Morning Briefing: 10 Things You Should Know
NEW YORK (TheStreet) -- Here are 10 things you should know for Monday, Sept. 30:
1. -- U.S. stock futures were pointing to losses on Wall Street Monday as investors fear the U.S. government is headed for a shutdown.
European stocks were falling early Monday. Asian shares ended the trading session lower. Japan's Nikkei 225 index declined 2.1%.
2. -- The economic calendar in the U.S. Monday includes the Chicago Purchasing Managers Index for September at 9:45 a.m. EDT.
3. -- U.S. stocks on Friday fell amid anxiety over the ongoing budget negotiations in Washington.
The S&P 500 slumped 0.41% to 1,691.73. The Dow Jones Industrial Average shed 0.46% to close at 15,258.24. The Nasdaq declined 0.15% to finish at 3,781.59.
4. -- A GOP challenge to President Obama's health care law has the federal government teetering on the brink of a partial shutdown.
The Senate has the next move on must-do legislation required to keep the government open past midnight on Monday, and the Democratic-led chamber is expected to reject the latest effort from House Republicans to use a normally routine measure to attack Obama's health care law.
Congress was closed for the day on Sunday after a post-midnight vote in the GOP-run House to delay by a year key parts of the new health care law and repeal a tax on medical devices as the price for avoiding a shutdown. The Senate is slated to convene Monday afternoon just 10 hours before the shutdown deadline, and Majority Leader Harry Reid, D-Nev., has already promised that majority Democrats will kill the House's latest volley.
The last government shutdown was 17 years ago.
5. -- Twitter is planning to make public its secret filing for an initial public offering as soon as this week, people familiar with the matter told The Wall Street Journal, meaning the shares of the social media company could begin trading by late October or early November if the offering moves quickly.
News of the offering was first reported by Web site Quartz on Sunday.
Twitter announced earlier in September via its own network that it had made a confidential filing with regulators. Under U.S. offering rules, the company can propose a price and launch its offering as soon as 21 days after it makes a public filing, according to the Journal.
6. -- Royal Dutch Shell
Shell told the newspaper the Eagle Ford holdings didn't meet the company's targets for size and profitability.

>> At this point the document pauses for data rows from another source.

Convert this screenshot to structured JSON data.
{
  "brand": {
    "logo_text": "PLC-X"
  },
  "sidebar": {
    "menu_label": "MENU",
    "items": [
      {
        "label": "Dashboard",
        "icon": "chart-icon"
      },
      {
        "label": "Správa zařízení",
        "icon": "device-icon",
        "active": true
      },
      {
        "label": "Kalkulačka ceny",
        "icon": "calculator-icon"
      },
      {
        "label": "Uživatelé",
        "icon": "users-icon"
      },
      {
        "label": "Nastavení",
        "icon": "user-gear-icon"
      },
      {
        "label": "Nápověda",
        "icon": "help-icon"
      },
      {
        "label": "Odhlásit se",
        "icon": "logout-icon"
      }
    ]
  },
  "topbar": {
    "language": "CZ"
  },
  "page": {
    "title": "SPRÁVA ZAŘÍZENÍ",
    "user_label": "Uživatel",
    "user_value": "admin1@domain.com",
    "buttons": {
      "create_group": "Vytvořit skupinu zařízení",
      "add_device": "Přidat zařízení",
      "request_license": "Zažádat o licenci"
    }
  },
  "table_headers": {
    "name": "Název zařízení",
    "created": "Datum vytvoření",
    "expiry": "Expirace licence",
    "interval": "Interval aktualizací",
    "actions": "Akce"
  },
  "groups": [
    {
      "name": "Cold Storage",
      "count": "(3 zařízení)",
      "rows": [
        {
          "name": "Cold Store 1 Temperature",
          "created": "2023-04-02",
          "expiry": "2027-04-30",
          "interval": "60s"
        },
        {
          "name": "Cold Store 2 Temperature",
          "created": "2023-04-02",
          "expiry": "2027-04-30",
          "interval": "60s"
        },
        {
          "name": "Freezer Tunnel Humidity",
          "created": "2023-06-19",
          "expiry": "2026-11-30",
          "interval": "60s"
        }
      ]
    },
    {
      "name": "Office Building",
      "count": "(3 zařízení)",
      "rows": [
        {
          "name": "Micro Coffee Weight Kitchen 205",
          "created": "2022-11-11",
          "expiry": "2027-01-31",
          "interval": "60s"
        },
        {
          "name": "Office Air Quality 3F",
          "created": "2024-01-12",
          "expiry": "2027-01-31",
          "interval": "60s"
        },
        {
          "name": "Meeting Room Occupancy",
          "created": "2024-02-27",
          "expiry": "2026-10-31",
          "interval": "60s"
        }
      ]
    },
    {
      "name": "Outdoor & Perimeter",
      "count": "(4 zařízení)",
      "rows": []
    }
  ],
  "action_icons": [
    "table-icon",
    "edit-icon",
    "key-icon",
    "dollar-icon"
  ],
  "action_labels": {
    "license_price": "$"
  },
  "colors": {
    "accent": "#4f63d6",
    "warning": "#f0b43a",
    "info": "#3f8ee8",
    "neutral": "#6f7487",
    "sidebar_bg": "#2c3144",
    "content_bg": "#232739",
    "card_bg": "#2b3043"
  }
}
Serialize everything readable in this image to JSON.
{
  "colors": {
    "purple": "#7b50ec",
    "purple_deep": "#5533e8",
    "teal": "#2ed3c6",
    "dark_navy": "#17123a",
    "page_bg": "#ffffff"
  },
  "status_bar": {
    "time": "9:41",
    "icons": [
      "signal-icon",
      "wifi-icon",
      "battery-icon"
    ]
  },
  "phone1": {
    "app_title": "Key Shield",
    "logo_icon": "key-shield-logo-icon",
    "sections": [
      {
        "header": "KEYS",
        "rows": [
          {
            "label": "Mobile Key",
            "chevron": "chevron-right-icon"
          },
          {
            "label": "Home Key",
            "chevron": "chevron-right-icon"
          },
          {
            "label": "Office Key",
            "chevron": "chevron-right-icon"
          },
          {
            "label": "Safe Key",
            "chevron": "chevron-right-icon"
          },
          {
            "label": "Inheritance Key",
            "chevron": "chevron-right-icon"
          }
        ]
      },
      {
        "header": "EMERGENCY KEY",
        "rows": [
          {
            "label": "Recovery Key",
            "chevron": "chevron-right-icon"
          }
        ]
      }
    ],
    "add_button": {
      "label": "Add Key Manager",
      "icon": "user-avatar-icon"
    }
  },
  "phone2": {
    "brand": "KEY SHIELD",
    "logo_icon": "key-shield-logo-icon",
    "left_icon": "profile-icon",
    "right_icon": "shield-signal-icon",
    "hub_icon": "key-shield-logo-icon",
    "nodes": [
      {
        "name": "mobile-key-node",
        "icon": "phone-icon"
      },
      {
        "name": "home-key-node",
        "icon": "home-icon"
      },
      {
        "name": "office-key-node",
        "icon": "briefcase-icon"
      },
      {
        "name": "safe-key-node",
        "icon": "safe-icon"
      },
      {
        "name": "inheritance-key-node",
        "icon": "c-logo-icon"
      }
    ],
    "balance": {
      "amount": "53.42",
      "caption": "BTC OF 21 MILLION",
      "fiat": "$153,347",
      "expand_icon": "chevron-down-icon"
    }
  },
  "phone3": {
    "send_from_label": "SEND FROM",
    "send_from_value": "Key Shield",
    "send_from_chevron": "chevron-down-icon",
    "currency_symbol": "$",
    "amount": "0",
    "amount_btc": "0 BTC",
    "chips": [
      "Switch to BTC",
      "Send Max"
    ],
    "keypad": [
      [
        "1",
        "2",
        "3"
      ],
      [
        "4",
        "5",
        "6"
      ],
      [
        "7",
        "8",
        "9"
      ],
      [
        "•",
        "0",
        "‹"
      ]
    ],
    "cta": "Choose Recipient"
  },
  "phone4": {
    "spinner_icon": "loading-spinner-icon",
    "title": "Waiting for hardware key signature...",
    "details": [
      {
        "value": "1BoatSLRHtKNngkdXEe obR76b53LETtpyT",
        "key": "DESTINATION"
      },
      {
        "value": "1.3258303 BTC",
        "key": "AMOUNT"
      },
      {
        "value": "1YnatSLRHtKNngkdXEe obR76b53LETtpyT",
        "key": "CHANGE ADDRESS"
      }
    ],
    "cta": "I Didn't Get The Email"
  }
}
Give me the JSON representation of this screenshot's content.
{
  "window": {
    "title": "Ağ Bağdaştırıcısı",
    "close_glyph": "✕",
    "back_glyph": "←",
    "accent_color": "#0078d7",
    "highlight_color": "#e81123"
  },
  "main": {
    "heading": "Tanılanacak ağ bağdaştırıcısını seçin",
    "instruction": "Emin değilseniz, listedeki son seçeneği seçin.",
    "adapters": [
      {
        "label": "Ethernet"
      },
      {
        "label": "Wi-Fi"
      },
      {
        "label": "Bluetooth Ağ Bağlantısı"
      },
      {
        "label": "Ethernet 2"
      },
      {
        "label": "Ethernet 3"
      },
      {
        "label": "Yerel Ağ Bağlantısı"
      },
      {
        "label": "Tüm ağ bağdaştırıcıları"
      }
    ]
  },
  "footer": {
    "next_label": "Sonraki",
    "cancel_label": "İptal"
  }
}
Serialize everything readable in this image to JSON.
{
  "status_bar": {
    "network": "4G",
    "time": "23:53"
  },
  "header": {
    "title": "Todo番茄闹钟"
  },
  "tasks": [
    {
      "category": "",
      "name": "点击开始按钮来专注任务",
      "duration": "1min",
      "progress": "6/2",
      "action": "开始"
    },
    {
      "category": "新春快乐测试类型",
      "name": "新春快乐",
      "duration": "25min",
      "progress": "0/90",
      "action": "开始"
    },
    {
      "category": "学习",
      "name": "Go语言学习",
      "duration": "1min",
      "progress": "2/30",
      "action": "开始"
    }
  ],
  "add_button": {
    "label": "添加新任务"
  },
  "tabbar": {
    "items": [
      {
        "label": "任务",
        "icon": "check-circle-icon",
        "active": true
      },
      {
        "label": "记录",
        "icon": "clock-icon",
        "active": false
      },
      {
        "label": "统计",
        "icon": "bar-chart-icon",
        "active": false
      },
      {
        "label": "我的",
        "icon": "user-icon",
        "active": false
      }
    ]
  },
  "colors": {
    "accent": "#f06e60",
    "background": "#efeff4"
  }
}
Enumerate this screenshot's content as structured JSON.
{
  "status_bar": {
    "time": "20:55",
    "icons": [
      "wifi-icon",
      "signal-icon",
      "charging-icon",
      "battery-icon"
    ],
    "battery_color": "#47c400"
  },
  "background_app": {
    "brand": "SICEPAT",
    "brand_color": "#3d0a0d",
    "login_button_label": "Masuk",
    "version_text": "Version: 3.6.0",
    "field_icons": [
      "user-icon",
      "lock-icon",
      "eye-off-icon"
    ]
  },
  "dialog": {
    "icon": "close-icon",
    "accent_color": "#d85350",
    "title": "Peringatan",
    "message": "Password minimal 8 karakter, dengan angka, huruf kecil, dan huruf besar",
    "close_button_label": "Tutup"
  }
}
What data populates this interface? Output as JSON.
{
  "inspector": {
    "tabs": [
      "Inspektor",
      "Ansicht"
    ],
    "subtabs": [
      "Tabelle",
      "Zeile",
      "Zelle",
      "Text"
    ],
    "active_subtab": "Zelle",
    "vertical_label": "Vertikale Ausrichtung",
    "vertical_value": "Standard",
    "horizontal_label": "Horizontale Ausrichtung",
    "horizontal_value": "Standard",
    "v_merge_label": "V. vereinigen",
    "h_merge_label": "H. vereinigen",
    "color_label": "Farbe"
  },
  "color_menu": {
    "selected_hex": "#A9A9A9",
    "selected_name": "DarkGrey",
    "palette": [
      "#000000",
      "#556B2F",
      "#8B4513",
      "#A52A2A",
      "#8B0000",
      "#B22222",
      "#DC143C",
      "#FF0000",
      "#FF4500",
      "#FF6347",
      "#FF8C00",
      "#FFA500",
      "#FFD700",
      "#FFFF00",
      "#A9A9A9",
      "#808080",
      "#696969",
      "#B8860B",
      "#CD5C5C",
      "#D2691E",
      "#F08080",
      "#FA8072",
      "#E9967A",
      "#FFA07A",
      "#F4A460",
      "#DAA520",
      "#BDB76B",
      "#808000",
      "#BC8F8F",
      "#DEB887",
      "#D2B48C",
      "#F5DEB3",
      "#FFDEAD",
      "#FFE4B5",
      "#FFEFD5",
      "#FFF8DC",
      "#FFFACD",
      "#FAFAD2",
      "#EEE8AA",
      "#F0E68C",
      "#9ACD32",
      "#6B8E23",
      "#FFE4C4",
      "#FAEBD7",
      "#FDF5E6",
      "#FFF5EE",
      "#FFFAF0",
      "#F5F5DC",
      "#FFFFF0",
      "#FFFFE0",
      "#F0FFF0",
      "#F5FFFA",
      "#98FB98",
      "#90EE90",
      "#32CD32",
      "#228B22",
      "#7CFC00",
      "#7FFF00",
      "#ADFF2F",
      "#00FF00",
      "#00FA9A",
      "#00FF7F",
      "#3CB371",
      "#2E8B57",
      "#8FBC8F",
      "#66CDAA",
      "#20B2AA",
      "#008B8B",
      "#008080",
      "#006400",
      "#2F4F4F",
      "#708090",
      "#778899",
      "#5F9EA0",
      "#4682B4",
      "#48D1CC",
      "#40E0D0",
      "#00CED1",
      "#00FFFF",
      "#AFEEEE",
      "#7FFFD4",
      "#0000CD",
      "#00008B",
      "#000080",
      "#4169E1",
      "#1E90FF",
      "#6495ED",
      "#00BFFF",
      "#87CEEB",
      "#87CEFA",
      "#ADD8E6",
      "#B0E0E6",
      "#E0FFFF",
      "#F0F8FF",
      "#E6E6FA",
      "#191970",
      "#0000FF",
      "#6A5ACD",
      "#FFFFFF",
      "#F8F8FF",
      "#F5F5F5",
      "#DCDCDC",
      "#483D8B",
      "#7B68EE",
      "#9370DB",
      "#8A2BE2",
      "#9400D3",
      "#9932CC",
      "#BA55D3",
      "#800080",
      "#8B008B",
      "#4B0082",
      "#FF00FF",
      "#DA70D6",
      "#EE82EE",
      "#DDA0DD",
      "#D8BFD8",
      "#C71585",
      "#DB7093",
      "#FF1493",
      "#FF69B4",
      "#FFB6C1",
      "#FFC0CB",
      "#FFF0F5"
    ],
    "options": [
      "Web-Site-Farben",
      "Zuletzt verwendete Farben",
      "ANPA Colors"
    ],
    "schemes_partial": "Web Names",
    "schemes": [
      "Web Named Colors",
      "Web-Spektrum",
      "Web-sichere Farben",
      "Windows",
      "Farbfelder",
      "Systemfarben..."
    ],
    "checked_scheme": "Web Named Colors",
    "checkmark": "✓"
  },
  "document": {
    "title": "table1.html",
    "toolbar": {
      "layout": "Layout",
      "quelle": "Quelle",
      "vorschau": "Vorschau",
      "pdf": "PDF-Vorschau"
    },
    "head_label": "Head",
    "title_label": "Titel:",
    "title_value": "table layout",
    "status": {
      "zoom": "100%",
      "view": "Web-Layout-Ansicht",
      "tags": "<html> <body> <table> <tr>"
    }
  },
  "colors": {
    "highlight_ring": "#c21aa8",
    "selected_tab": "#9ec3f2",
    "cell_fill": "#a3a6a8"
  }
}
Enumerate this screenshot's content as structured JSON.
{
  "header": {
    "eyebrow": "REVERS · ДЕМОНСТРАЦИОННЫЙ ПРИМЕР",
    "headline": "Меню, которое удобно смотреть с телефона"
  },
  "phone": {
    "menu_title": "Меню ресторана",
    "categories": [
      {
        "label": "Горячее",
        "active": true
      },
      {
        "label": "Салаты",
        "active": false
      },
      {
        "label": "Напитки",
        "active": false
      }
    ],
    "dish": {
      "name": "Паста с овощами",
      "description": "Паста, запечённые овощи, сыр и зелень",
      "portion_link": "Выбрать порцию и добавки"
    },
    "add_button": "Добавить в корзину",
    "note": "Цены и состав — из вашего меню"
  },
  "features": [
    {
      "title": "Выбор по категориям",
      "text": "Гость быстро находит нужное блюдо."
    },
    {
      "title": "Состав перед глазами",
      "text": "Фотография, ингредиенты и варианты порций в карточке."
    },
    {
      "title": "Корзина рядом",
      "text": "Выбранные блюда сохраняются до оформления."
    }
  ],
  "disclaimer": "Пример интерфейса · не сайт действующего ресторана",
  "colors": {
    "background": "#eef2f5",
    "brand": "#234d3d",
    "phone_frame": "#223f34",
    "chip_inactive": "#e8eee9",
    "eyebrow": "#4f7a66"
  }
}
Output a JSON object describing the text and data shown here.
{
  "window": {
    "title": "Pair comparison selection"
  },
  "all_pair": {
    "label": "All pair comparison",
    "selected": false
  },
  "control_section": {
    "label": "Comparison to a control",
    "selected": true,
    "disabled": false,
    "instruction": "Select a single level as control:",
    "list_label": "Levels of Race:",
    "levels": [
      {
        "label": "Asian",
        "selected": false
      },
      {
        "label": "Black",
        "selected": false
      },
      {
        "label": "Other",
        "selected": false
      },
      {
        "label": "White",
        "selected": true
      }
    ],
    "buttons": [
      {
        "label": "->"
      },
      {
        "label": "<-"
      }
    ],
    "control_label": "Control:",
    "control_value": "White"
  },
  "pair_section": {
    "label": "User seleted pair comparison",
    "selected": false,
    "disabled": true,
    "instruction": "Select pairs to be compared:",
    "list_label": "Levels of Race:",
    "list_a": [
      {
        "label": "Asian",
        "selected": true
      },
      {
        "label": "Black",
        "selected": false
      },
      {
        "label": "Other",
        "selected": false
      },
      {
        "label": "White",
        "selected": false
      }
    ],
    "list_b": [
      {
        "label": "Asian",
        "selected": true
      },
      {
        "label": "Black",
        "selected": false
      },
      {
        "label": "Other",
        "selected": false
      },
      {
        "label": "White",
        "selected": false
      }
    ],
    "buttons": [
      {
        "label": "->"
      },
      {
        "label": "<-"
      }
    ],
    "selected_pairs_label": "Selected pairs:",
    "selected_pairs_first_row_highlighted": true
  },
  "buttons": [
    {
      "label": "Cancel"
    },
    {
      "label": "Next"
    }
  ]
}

The stake "offers a valuable growth opportunity for another experienced operator," Shell spokeswoman Kelly op de Weegh told the Journal. Shell will continue to operate its 150 production wells in the shale while allowing potential buyers to review technical data on the holdings. The possible value of the assets wasn't clear, according to the Journal.
7. -- Paychex